WORK INSTRUCTIONS: Across these entries, how many lines contain the word "title"? Answer with only the number.
··· EXCERPTED DATA
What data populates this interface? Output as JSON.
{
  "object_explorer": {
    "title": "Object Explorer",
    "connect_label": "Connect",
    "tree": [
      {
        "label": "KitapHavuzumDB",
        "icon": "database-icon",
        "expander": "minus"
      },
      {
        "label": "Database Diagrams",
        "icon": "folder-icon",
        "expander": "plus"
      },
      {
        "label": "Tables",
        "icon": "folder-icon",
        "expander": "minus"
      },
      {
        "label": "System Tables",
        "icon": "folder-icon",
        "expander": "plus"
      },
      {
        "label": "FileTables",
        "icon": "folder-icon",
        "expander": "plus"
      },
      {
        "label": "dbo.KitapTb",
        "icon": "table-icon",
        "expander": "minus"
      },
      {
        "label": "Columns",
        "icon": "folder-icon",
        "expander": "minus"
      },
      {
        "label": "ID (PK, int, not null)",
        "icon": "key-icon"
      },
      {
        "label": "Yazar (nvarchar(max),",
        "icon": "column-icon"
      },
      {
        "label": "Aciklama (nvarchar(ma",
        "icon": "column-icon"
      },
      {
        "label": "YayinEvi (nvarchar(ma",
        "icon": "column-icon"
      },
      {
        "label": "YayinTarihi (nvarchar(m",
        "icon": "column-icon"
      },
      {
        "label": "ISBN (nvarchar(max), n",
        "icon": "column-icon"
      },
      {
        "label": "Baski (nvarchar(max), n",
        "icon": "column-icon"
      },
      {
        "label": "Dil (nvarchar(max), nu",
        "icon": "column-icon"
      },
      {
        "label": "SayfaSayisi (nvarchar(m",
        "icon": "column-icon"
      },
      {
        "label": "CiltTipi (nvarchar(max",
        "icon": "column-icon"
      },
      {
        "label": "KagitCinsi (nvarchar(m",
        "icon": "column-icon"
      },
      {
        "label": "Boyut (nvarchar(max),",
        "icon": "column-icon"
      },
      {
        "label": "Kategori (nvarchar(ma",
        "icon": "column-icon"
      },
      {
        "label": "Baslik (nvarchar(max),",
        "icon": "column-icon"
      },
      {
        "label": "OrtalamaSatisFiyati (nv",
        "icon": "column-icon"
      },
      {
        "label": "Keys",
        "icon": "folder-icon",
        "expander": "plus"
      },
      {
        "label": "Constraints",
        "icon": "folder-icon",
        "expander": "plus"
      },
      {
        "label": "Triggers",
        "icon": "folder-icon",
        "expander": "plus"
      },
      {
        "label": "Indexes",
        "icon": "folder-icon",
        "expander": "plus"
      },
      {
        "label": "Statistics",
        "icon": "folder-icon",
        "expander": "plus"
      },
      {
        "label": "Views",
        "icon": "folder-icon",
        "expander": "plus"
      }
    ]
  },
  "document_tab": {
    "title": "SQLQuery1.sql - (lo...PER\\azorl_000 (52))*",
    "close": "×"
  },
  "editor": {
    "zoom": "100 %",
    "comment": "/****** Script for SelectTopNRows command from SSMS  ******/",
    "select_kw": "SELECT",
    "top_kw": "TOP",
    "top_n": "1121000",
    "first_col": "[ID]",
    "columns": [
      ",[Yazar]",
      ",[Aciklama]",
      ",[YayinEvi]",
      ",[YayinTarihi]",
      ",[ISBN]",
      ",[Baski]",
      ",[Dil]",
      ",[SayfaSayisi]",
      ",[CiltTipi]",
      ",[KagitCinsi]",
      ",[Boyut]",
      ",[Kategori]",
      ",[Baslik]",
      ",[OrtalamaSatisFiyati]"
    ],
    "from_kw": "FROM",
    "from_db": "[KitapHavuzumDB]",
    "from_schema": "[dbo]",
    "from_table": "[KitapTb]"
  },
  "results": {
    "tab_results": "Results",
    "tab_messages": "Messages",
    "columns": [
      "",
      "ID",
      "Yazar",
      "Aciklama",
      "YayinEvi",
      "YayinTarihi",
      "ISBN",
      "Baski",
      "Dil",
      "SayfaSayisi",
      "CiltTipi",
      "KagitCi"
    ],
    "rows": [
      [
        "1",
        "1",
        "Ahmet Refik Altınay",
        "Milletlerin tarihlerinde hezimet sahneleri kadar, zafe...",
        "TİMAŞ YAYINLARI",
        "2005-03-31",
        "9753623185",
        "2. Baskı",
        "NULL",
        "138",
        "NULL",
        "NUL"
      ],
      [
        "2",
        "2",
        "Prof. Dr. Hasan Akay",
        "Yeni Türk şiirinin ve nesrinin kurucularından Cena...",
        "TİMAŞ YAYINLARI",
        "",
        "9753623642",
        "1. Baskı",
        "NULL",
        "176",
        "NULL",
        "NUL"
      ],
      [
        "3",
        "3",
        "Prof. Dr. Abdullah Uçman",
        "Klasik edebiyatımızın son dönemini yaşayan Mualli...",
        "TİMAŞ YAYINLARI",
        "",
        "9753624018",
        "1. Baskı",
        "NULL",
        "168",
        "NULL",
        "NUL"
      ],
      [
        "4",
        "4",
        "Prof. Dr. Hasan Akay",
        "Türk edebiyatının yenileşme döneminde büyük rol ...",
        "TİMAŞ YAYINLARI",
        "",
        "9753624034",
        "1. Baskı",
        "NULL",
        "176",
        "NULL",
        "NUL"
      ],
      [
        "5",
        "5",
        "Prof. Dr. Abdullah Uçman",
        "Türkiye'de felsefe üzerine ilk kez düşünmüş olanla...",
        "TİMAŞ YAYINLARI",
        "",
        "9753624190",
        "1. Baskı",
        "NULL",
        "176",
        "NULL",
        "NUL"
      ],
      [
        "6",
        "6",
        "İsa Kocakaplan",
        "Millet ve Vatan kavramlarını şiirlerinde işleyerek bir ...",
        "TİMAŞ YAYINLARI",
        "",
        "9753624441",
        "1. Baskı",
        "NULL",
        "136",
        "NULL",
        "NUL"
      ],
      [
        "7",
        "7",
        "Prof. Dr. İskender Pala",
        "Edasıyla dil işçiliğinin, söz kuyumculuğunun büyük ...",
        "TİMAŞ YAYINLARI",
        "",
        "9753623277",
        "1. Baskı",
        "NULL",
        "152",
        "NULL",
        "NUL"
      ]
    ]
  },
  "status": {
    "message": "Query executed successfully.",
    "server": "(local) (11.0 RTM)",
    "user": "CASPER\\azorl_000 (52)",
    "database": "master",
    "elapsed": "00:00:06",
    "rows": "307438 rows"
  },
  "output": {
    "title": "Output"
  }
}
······
TASK RESULT: 3